__WHAT TO PRODUCE__. Report how many lines below contain the word "Blender", and give only that number.

[Opening MATERIAL SHOWN section]

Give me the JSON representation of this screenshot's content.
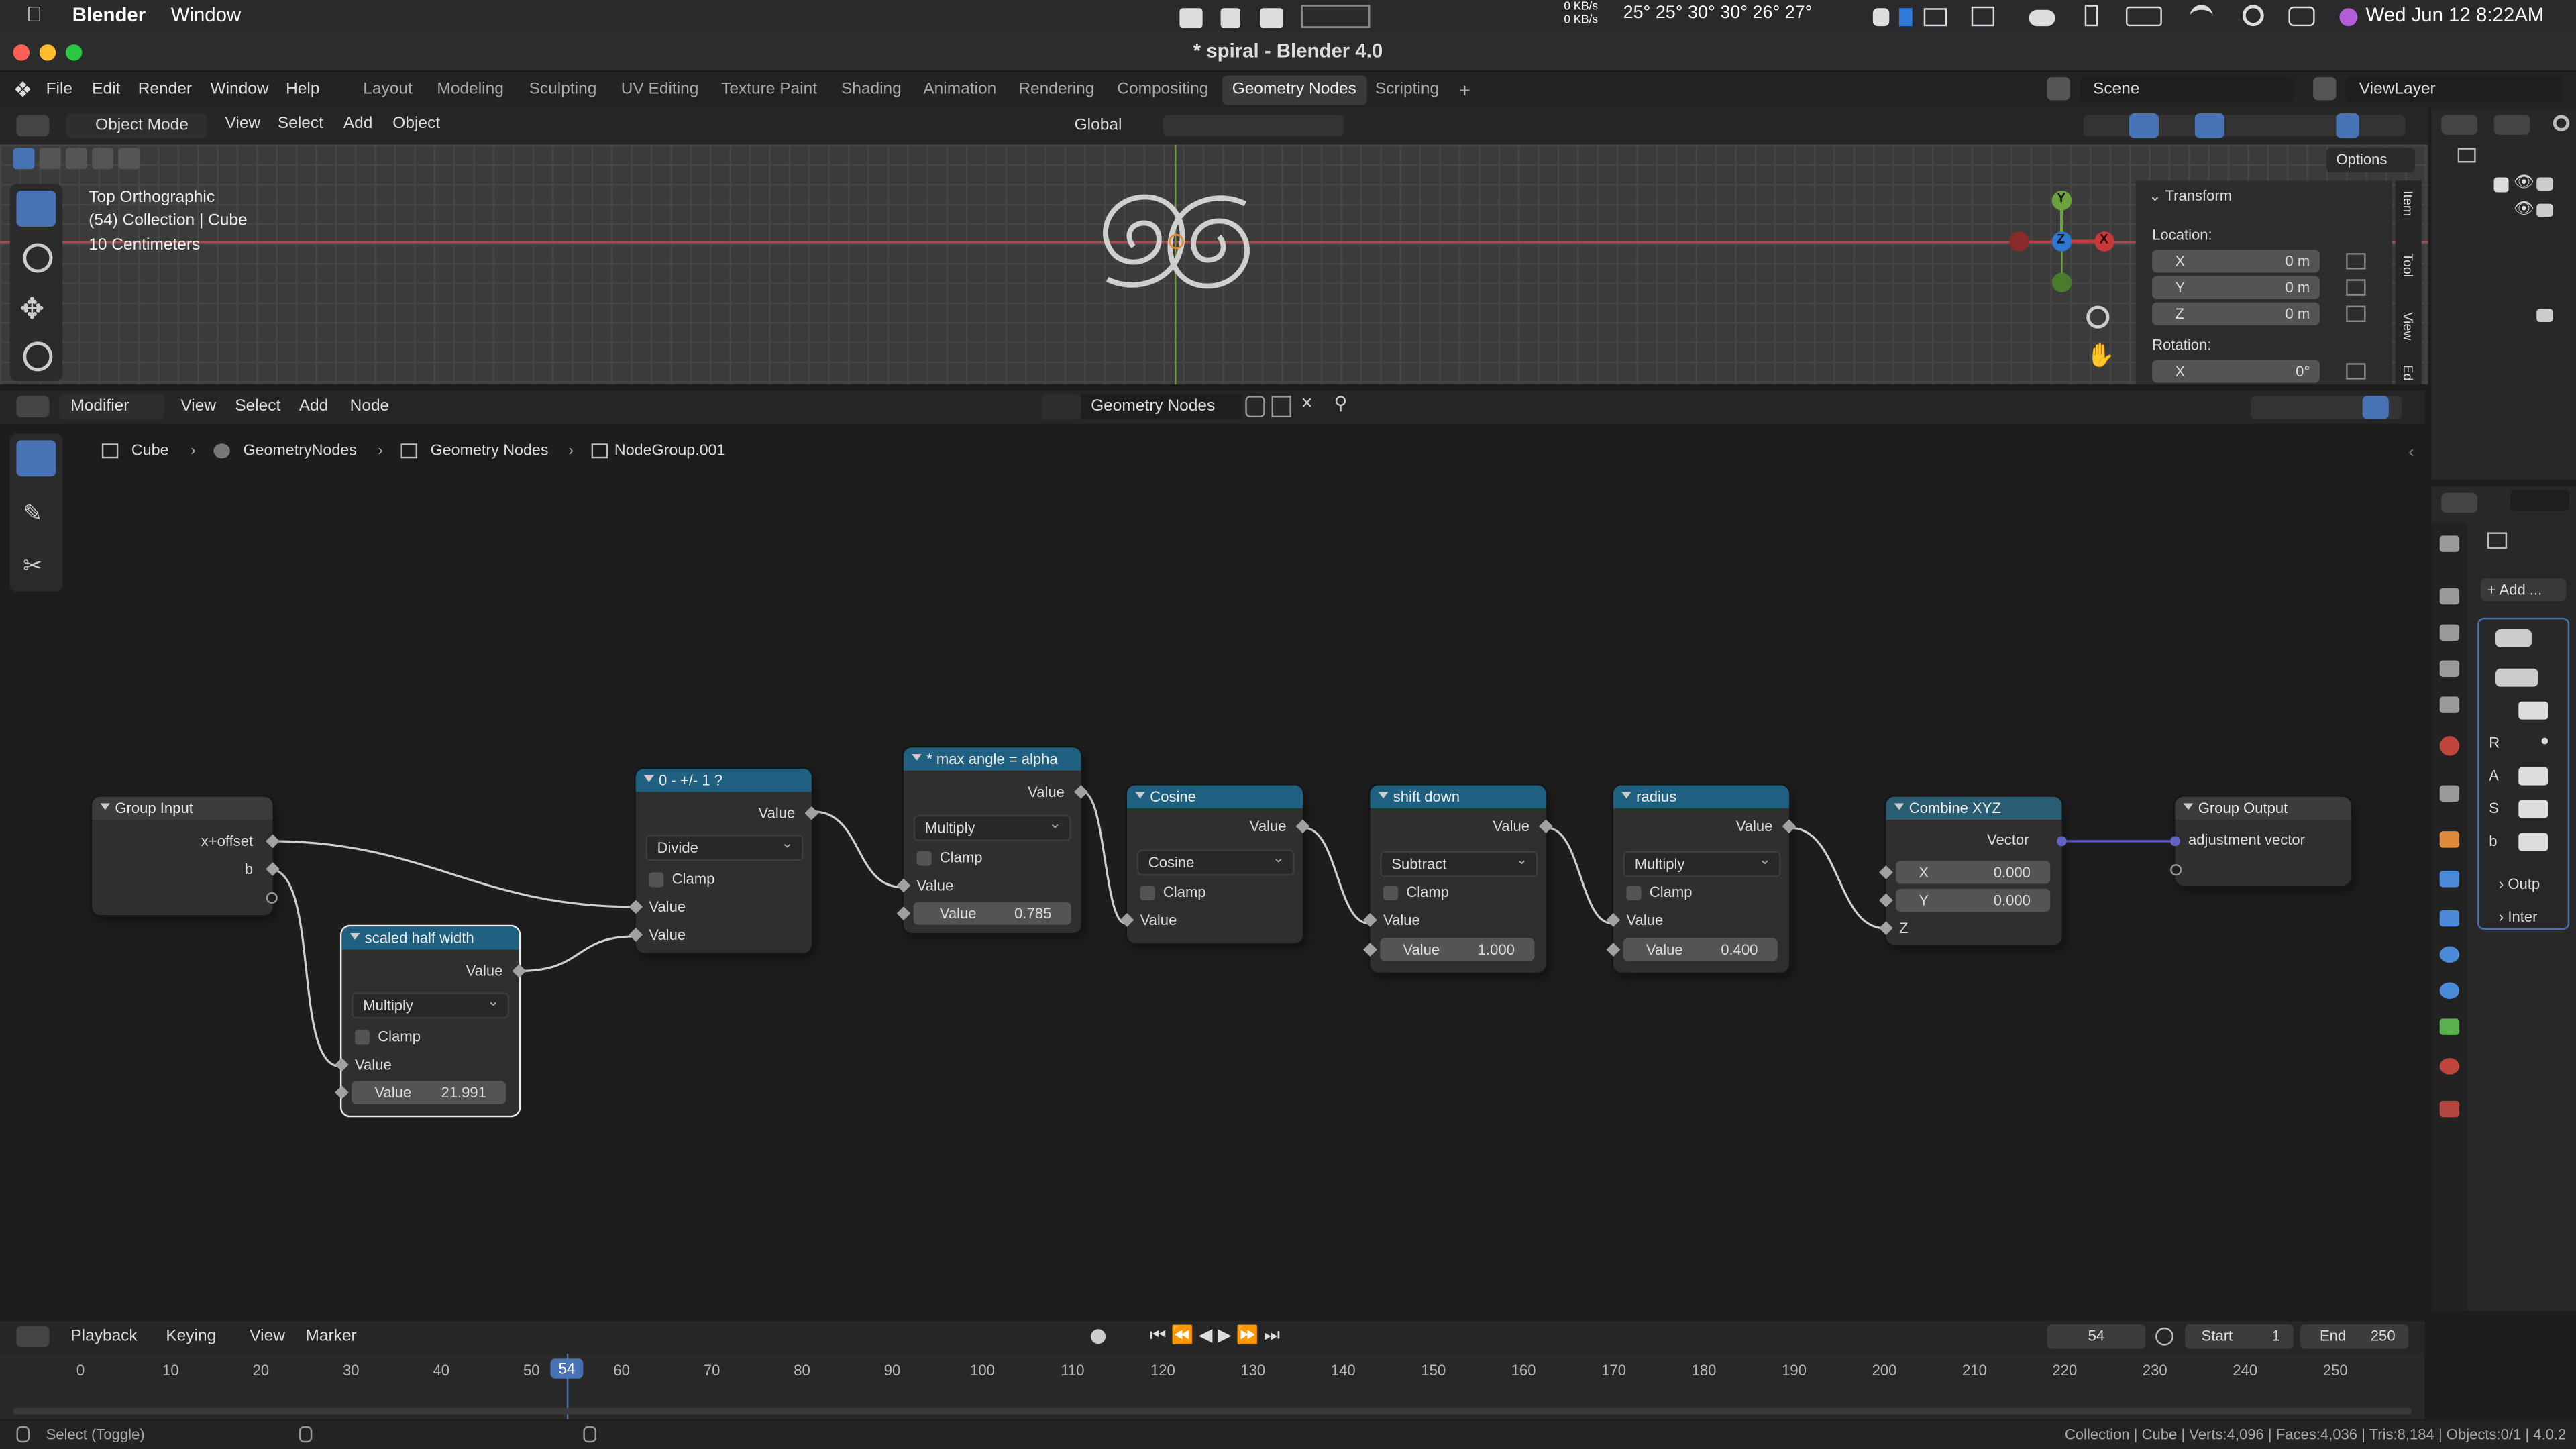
{
  "macbar": {
    "app": "Blender",
    "window": "Window",
    "netstat_top": "0 KB/s",
    "netstat_bottom": "0 KB/s",
    "temps": "25° 25° 30° 30° 26° 27°",
    "datetime": "Wed Jun 12  8:22AM"
  },
  "titlebar": {
    "title": "* spiral - Blender 4.0"
  },
  "topbar": {
    "menus": [
      "File",
      "Edit",
      "Render",
      "Window",
      "Help"
    ],
    "workspaces": [
      "Layout",
      "Modeling",
      "Sculpting",
      "UV Editing",
      "Texture Paint",
      "Shading",
      "Animation",
      "Rendering",
      "Compositing",
      "Geometry Nodes",
      "Scripting"
    ],
    "active_workspace": "Geometry Nodes",
    "scene": "Scene",
    "viewlayer": "ViewLayer"
  },
  "viewport": {
    "mode": "Object Mode",
    "menus": [
      "View",
      "Select",
      "Add",
      "Object"
    ],
    "orientation": "Global",
    "info_line1": "Top Orthographic",
    "info_line2": "(54) Collection | Cube",
    "info_line3": "10 Centimeters",
    "options": "Options",
    "gizmo": {
      "x": "X",
      "y": "Y",
      "z": "Z"
    },
    "npanel": {
      "transform": "Transform",
      "location": "Location:",
      "rotation": "Rotation:",
      "loc_x_label": "X",
      "loc_x": "0 m",
      "loc_y_label": "Y",
      "loc_y": "0 m",
      "loc_z_label": "Z",
      "loc_z": "0 m",
      "rot_x_label": "X",
      "rot_x": "0°",
      "tabs": [
        "Item",
        "Tool",
        "View",
        "Ed"
      ]
    }
  },
  "node_editor": {
    "editor_type": "Modifier",
    "menus": [
      "View",
      "Select",
      "Add",
      "Node"
    ],
    "tree_name": "Geometry Nodes",
    "breadcrumb": [
      "Cube",
      "GeometryNodes",
      "Geometry Nodes",
      "NodeGroup.001"
    ],
    "nodes": {
      "group_input": {
        "title": "Group Input",
        "out1": "x+offset",
        "out2": "b"
      },
      "scaled": {
        "title": "scaled half width",
        "out": "Value",
        "op": "Multiply",
        "clamp": "Clamp",
        "in1": "Value",
        "in2_label": "Value",
        "in2": "21.991"
      },
      "divide": {
        "title": "0 - +/- 1 ?",
        "out": "Value",
        "op": "Divide",
        "clamp": "Clamp",
        "in1": "Value",
        "in2": "Value"
      },
      "maxangle": {
        "title": "* max angle = alpha",
        "out": "Value",
        "op": "Multiply",
        "clamp": "Clamp",
        "in1": "Value",
        "in2_label": "Value",
        "in2": "0.785"
      },
      "cosine": {
        "title": "Cosine",
        "out": "Value",
        "op": "Cosine",
        "clamp": "Clamp",
        "in1": "Value"
      },
      "shift": {
        "title": "shift down",
        "out": "Value",
        "op": "Subtract",
        "clamp": "Clamp",
        "in1": "Value",
        "in2_label": "Value",
        "in2": "1.000"
      },
      "radius": {
        "title": "radius",
        "out": "Value",
        "op": "Multiply",
        "clamp": "Clamp",
        "in1": "Value",
        "in2_label": "Value",
        "in2": "0.400"
      },
      "combine": {
        "title": "Combine XYZ",
        "out": "Vector",
        "x_label": "X",
        "x": "0.000",
        "y_label": "Y",
        "y": "0.000",
        "z": "Z"
      },
      "group_output": {
        "title": "Group Output",
        "in1": "adjustment vector"
      }
    }
  },
  "properties": {
    "add_modifier": "+ Add ...",
    "rows": [
      "R",
      "A",
      "S",
      "b"
    ],
    "items": [
      "Outp",
      "Inter"
    ]
  },
  "timeline": {
    "menus": [
      "Playback",
      "Keying",
      "View",
      "Marker"
    ],
    "current_frame": "54",
    "start_label": "Start",
    "start": "1",
    "end_label": "End",
    "end": "250",
    "ticks": [
      "0",
      "10",
      "20",
      "30",
      "40",
      "50",
      "60",
      "70",
      "80",
      "90",
      "100",
      "110",
      "120",
      "130",
      "140",
      "150",
      "160",
      "170",
      "180",
      "190",
      "200",
      "210",
      "220",
      "230",
      "240",
      "250"
    ]
  },
  "statusbar": {
    "left": "Select (Toggle)",
    "right": "Collection | Cube | Verts:4,096 | Faces:4,036 | Tris:8,184 | Objects:0/1 | 4.0.2"
  },
  "colors": {
    "accent": "#4772b3",
    "node_header": "#1f5f80",
    "vector_socket": "#6363c7",
    "x_axis": "#c93838",
    "y_axis": "#6ba33f"
  }
}
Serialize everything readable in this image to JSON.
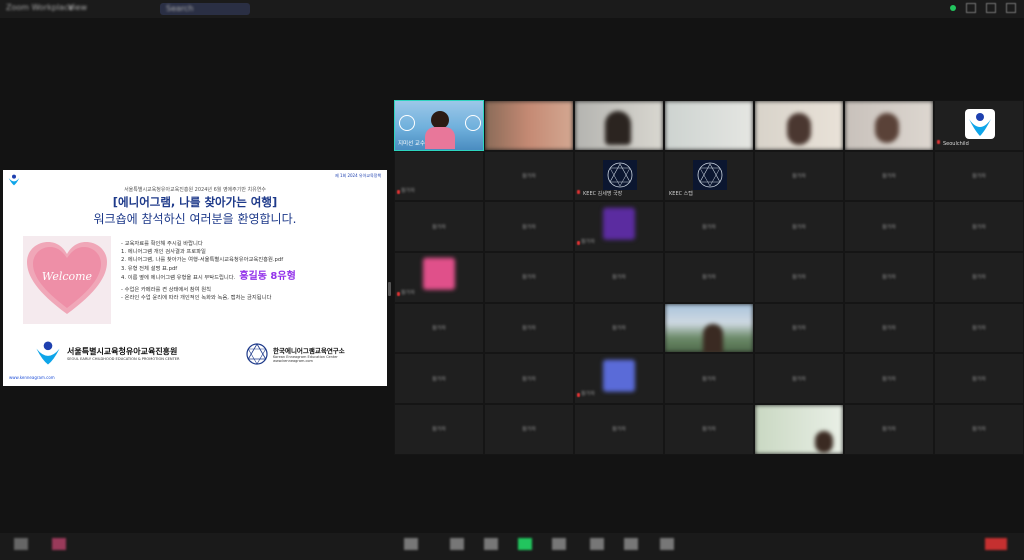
{
  "topbar": {
    "left_label": "Zoom Workplace",
    "view_label": "View",
    "search_placeholder": "Search"
  },
  "slide": {
    "topright_text": "제 1회 2024 유아교육정책",
    "subtitle": "서울특별시교육청유아교육진흥원 2024년 6월 영에주기반 치유연수",
    "title_line1": "[에니어그램, 나를 찾아가는 여행]",
    "title_line2": "워크숍에 참석하신 여러분을 환영합니다.",
    "welcome_text": "Welcome",
    "bullets": [
      "- 교육자료를 확인해 주시길 바랍니다",
      "1. 에니어그램 개인 검사결과 프로파일",
      "2. 에니어그램, 나를 찾아가는 여행-서울특별시교육청유아교육진흥원.pdf",
      "3. 유형 전체 설명 표.pdf",
      "4. 이름 옆에 에니어그램 유형을 표시 부탁드립니다.",
      "- 수업은 카메라를 켠 상태에서 참여 원칙",
      "- 온라인 수업 윤리에 따라 개인적인 녹화와 녹음, 캡처는 금지됩니다"
    ],
    "highlight_name": "홍길동",
    "highlight_num": "8",
    "highlight_suffix": "유형",
    "org1_name": "서울특별시교육청유아교육진흥원",
    "org1_sub": "SEOUL EARLY CHILDHOOD EDUCATION & PROMOTION CENTER",
    "org2_name": "한국에니어그램교육연구소",
    "org2_sub1": "Korean Enneagram Education Center",
    "org2_sub2": "www.kenneagram.com",
    "url": "www.kenneagram.com"
  },
  "participants": {
    "host_name": "지미선 교수",
    "seoulchild": "Seoulchild",
    "keec1": "KEEC 김세명 국장",
    "keec2": "KEEC 스텝",
    "blurred": "참가자"
  },
  "colors": {
    "background": "#131313",
    "active_speaker": "#2dd4bf",
    "slide_title": "#1e3a8a",
    "highlight": "#9333ea"
  }
}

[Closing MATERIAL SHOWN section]

__RESULT FOR THIS EXERCISE__. 2